Exercise brief — Pull out every line in the data that has the string "Repeat" in it.

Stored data
>>>
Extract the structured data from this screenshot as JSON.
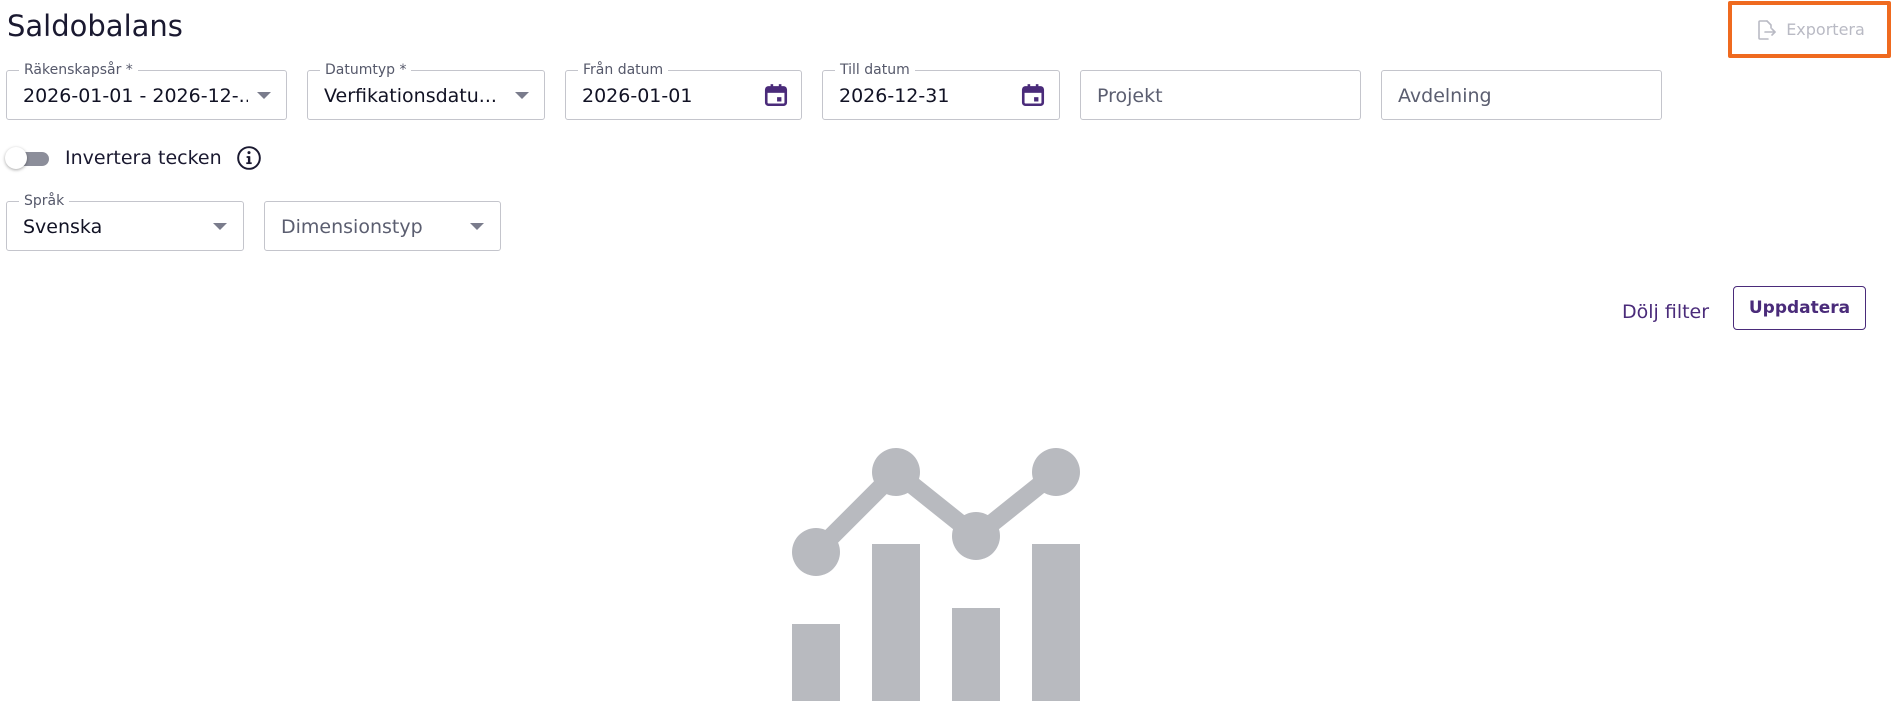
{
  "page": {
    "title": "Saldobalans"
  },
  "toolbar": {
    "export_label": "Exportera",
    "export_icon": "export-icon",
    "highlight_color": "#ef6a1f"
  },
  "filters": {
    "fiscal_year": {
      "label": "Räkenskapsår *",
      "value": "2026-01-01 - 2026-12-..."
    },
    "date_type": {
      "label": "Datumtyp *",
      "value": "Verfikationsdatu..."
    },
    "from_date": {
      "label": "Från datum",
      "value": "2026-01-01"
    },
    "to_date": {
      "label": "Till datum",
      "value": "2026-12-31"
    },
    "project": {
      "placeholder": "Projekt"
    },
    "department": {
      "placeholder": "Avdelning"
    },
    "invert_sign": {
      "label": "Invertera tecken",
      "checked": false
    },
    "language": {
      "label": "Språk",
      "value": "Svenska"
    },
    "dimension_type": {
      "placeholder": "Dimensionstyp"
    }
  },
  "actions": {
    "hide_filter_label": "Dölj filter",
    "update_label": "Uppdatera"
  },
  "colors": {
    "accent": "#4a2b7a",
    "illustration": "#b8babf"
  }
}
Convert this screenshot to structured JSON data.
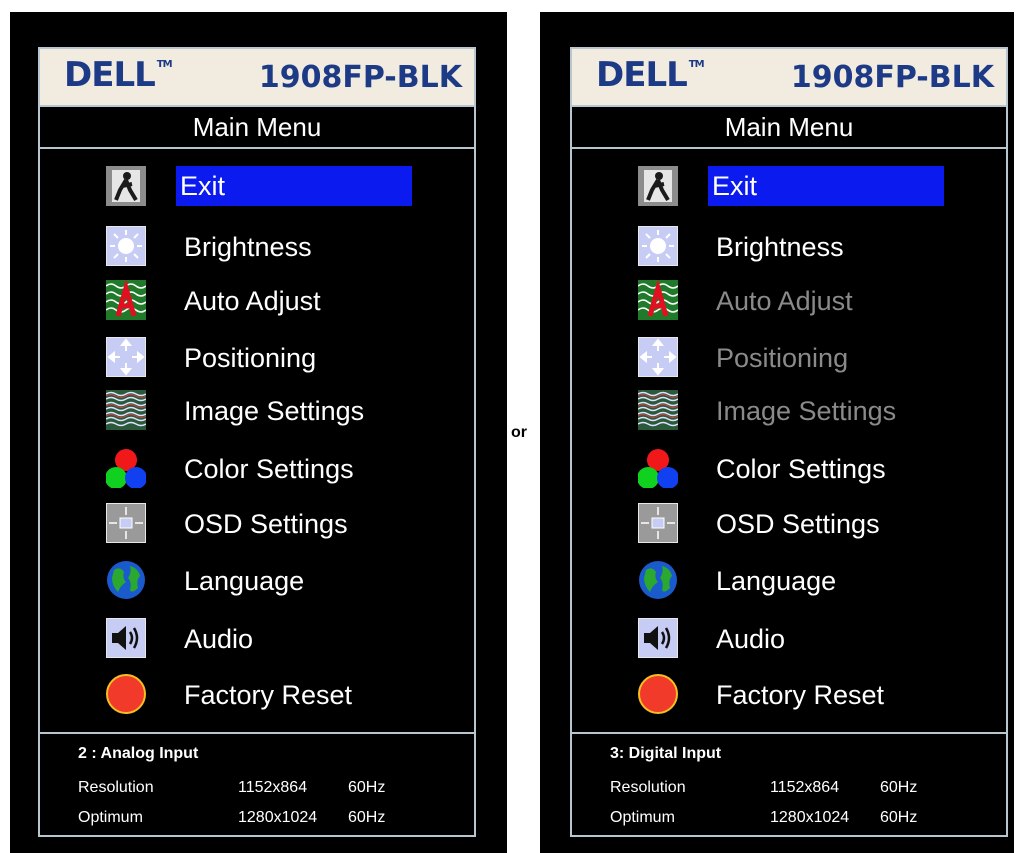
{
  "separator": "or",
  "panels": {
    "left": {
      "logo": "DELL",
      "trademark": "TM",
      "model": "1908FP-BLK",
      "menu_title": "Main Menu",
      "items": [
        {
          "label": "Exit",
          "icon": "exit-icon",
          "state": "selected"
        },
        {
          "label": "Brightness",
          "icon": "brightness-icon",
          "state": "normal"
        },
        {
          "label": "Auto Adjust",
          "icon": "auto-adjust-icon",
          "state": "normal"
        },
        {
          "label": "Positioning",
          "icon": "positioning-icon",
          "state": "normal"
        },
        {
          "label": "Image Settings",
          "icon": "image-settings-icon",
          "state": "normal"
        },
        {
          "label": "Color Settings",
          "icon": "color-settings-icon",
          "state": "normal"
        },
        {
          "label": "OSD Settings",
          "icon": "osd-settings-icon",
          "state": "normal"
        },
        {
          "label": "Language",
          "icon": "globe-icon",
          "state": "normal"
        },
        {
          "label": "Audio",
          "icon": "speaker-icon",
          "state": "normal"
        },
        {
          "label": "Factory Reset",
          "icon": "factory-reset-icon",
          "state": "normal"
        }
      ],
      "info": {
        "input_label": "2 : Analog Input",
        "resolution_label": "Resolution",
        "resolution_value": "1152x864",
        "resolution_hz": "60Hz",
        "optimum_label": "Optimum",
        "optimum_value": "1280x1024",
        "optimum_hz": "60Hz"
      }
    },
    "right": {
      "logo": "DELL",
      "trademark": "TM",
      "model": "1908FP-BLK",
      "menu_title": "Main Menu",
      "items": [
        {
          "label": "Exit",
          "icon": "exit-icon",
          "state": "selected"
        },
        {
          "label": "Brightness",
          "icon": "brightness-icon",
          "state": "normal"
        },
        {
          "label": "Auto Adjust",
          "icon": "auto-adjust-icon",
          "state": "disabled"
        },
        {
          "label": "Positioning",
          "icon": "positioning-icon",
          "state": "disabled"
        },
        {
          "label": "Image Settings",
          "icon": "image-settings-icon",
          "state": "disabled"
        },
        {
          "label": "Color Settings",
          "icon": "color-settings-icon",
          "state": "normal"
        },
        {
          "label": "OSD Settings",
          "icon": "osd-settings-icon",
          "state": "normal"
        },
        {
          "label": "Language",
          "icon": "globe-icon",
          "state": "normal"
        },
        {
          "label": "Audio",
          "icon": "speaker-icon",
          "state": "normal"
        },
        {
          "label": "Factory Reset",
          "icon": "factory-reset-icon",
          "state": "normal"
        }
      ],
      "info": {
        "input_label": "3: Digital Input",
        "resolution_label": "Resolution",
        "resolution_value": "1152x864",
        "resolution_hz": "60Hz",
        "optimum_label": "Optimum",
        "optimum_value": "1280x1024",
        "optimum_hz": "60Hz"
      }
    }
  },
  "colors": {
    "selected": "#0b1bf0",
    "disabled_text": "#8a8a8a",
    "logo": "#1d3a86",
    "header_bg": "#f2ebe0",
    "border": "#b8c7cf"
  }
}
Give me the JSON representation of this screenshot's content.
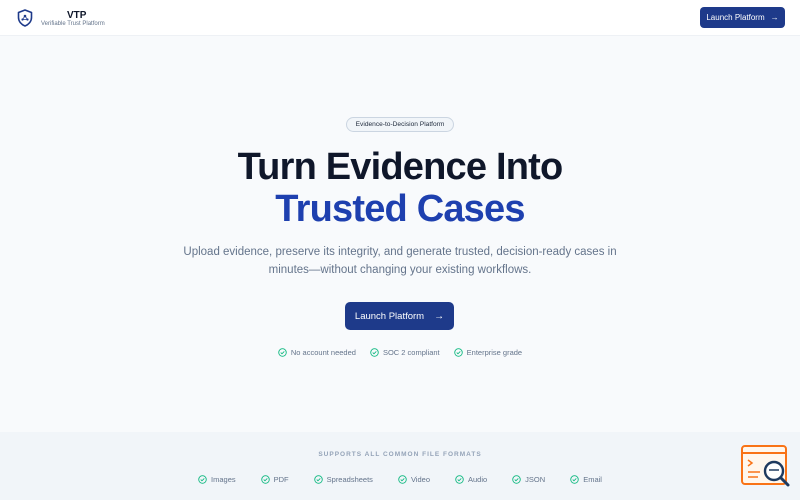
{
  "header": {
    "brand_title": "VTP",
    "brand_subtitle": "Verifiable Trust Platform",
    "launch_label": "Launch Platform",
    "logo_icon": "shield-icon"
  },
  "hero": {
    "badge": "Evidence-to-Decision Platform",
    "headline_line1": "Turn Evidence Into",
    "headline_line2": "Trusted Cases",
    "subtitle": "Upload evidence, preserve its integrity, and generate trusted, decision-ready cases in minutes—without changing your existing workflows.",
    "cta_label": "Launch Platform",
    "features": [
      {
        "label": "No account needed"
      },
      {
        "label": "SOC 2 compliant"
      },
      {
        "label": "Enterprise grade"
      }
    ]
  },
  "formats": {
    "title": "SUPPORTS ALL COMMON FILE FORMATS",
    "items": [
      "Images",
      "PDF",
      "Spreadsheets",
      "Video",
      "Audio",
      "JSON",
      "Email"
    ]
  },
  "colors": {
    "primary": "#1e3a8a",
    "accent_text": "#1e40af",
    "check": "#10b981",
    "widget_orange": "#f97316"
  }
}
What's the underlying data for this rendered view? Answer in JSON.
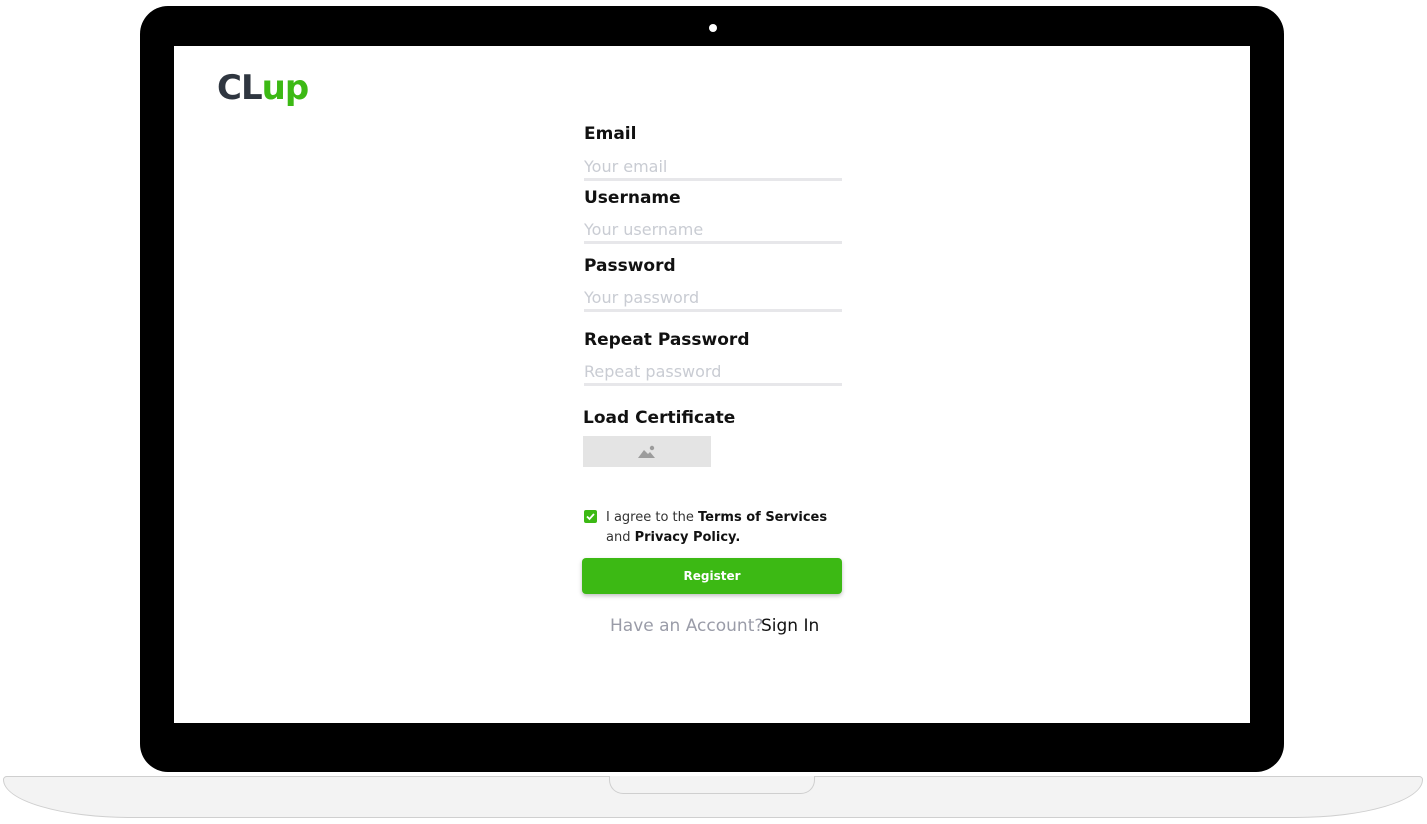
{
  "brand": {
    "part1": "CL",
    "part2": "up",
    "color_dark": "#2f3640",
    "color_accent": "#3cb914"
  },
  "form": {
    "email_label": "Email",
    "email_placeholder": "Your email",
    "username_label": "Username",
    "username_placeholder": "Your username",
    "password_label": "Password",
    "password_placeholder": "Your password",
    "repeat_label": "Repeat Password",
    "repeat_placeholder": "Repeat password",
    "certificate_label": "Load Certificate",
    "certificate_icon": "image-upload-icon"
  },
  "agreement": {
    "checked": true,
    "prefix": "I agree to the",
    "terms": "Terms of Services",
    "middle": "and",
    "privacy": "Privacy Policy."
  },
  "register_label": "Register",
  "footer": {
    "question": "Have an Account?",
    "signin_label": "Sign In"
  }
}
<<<
Solution to this problem —
    "repeat_label": "Repeat Password",
    "repeat_placeholder": "Repeat password",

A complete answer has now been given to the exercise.